Problem statement
Count the lines in the entries below that include the word "google". Give nothing but the number.

-*-*-

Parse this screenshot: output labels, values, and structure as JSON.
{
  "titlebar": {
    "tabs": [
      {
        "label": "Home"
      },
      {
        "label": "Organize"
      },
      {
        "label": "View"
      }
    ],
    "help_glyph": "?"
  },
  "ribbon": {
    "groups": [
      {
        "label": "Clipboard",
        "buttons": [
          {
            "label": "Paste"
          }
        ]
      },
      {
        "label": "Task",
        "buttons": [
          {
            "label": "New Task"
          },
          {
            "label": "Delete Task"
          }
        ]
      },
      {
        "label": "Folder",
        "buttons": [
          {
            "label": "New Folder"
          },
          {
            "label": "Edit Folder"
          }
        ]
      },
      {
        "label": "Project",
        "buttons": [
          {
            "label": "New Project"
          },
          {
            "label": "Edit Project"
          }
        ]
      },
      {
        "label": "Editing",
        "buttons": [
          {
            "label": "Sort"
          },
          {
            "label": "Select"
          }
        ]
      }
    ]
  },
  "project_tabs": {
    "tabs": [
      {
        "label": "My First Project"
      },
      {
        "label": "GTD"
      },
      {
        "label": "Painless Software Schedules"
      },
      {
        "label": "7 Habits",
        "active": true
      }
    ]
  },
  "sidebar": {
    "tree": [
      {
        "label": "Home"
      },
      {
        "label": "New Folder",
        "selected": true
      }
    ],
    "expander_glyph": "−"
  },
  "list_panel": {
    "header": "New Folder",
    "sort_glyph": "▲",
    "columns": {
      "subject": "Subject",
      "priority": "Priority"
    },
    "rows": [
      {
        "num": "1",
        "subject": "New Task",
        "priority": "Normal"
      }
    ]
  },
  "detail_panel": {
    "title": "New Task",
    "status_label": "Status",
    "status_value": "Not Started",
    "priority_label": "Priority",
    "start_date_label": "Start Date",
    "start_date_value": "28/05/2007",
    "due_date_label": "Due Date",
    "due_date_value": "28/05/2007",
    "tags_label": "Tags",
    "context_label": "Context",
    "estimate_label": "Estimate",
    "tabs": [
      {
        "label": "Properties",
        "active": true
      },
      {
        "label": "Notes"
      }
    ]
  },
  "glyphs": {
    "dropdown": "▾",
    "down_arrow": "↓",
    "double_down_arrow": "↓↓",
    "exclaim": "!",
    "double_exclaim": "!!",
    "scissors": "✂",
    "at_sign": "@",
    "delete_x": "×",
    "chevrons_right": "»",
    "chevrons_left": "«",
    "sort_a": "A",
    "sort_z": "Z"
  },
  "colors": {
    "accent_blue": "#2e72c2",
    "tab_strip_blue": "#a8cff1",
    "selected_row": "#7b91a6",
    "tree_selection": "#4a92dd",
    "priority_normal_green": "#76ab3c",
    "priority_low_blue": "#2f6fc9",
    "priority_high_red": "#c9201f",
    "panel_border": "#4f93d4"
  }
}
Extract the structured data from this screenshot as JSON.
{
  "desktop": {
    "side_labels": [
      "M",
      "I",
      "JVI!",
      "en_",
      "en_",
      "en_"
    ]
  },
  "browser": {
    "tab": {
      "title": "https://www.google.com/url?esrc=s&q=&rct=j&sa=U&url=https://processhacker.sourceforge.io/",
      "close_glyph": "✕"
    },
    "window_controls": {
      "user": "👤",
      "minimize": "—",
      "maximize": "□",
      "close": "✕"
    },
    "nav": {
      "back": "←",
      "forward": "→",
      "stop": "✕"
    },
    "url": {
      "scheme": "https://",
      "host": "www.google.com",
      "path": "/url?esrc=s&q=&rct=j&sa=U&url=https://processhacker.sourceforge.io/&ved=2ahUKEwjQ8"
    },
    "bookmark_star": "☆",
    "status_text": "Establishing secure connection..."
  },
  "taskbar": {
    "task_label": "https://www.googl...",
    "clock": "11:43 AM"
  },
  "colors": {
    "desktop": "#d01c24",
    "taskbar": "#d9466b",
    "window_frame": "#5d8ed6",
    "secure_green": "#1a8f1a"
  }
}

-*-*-

Answer to this exercise
2